YOUR OBJECTIVE: Once the line containing "Enumerate this screenshot's" appears, output it and each remaining line of the records below exactly, with no pictures and nothing more.

Top of AVAILABLE DATA

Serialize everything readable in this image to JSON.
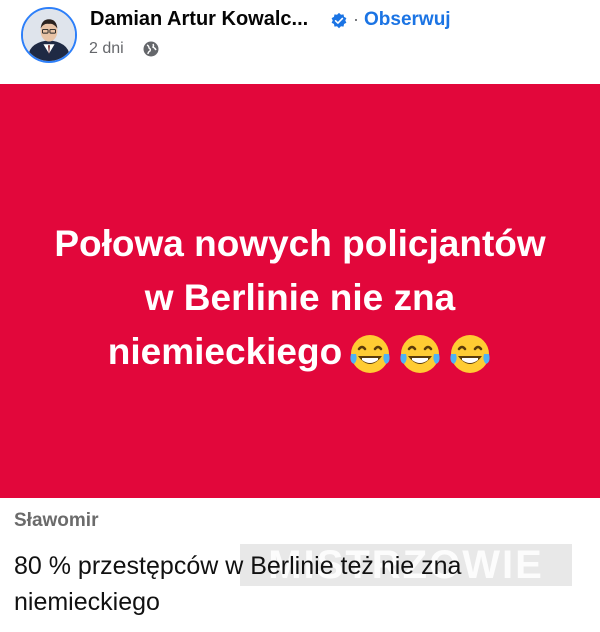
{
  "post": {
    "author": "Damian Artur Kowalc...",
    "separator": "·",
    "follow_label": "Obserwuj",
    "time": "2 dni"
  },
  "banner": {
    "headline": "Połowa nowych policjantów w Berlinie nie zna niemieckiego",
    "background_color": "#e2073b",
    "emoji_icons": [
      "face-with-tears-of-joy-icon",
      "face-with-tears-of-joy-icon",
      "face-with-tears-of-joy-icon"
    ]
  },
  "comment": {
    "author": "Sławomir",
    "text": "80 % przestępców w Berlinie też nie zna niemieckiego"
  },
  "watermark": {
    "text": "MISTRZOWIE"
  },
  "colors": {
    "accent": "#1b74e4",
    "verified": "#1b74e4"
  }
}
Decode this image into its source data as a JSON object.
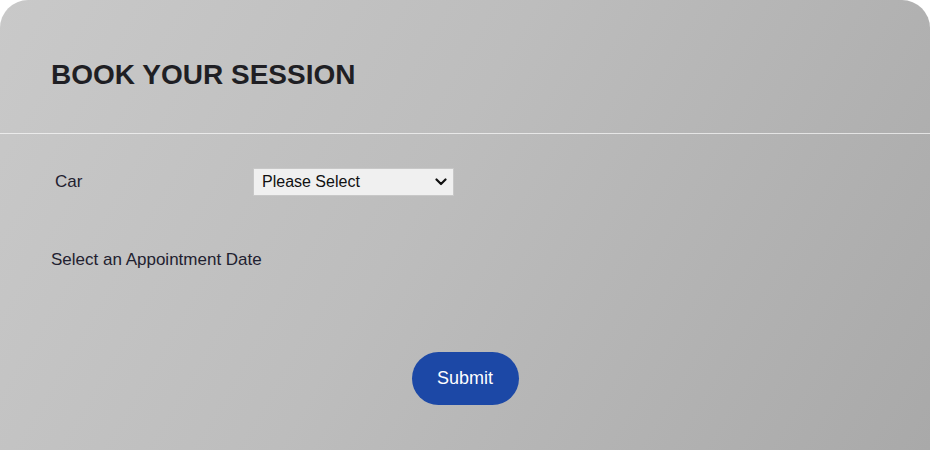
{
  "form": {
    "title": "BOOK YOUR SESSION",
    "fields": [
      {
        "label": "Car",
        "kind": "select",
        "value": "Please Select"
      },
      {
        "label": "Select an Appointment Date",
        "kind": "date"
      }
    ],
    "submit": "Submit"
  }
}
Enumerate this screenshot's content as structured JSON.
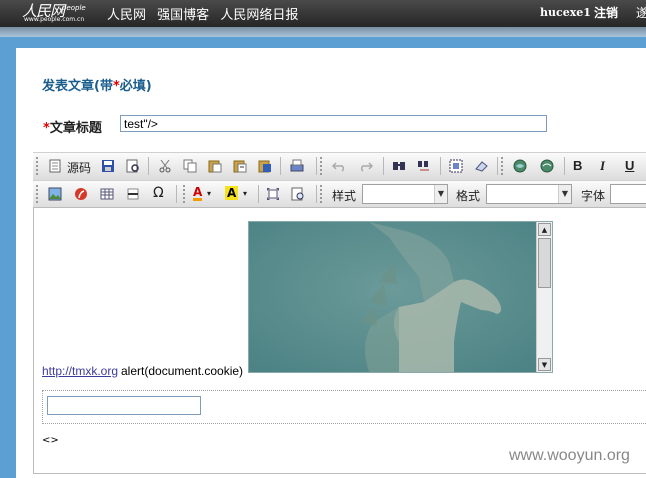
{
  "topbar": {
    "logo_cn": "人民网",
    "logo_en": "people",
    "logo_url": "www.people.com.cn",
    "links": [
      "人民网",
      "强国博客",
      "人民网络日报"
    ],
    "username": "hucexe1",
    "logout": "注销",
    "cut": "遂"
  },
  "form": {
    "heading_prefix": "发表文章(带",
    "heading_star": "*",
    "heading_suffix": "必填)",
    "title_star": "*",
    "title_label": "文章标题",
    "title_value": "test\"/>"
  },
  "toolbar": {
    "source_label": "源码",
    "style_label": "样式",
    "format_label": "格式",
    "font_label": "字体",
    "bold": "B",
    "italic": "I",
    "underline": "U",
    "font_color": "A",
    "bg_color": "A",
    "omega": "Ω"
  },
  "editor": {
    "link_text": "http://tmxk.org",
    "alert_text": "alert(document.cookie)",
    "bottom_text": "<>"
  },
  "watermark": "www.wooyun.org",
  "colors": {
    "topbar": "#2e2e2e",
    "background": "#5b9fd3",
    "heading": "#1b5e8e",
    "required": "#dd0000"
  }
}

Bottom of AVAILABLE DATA

SOLUTION BELOW:
Enumerate this screenshot's content as structured JSON.
{
  "topbar": {
    "logo_cn": "人民网",
    "logo_en": "people",
    "logo_url": "www.people.com.cn",
    "links": [
      "人民网",
      "强国博客",
      "人民网络日报"
    ],
    "username": "hucexe1",
    "logout": "注销",
    "cut": "遂"
  },
  "form": {
    "heading_prefix": "发表文章(带",
    "heading_star": "*",
    "heading_suffix": "必填)",
    "title_star": "*",
    "title_label": "文章标题",
    "title_value": "test\"/>"
  },
  "toolbar": {
    "source_label": "源码",
    "style_label": "样式",
    "format_label": "格式",
    "font_label": "字体",
    "bold": "B",
    "italic": "I",
    "underline": "U",
    "font_color": "A",
    "bg_color": "A",
    "omega": "Ω"
  },
  "editor": {
    "link_text": "http://tmxk.org",
    "alert_text": "alert(document.cookie)",
    "bottom_text": "<>"
  },
  "watermark": "www.wooyun.org",
  "colors": {
    "topbar": "#2e2e2e",
    "background": "#5b9fd3",
    "heading": "#1b5e8e",
    "required": "#dd0000"
  }
}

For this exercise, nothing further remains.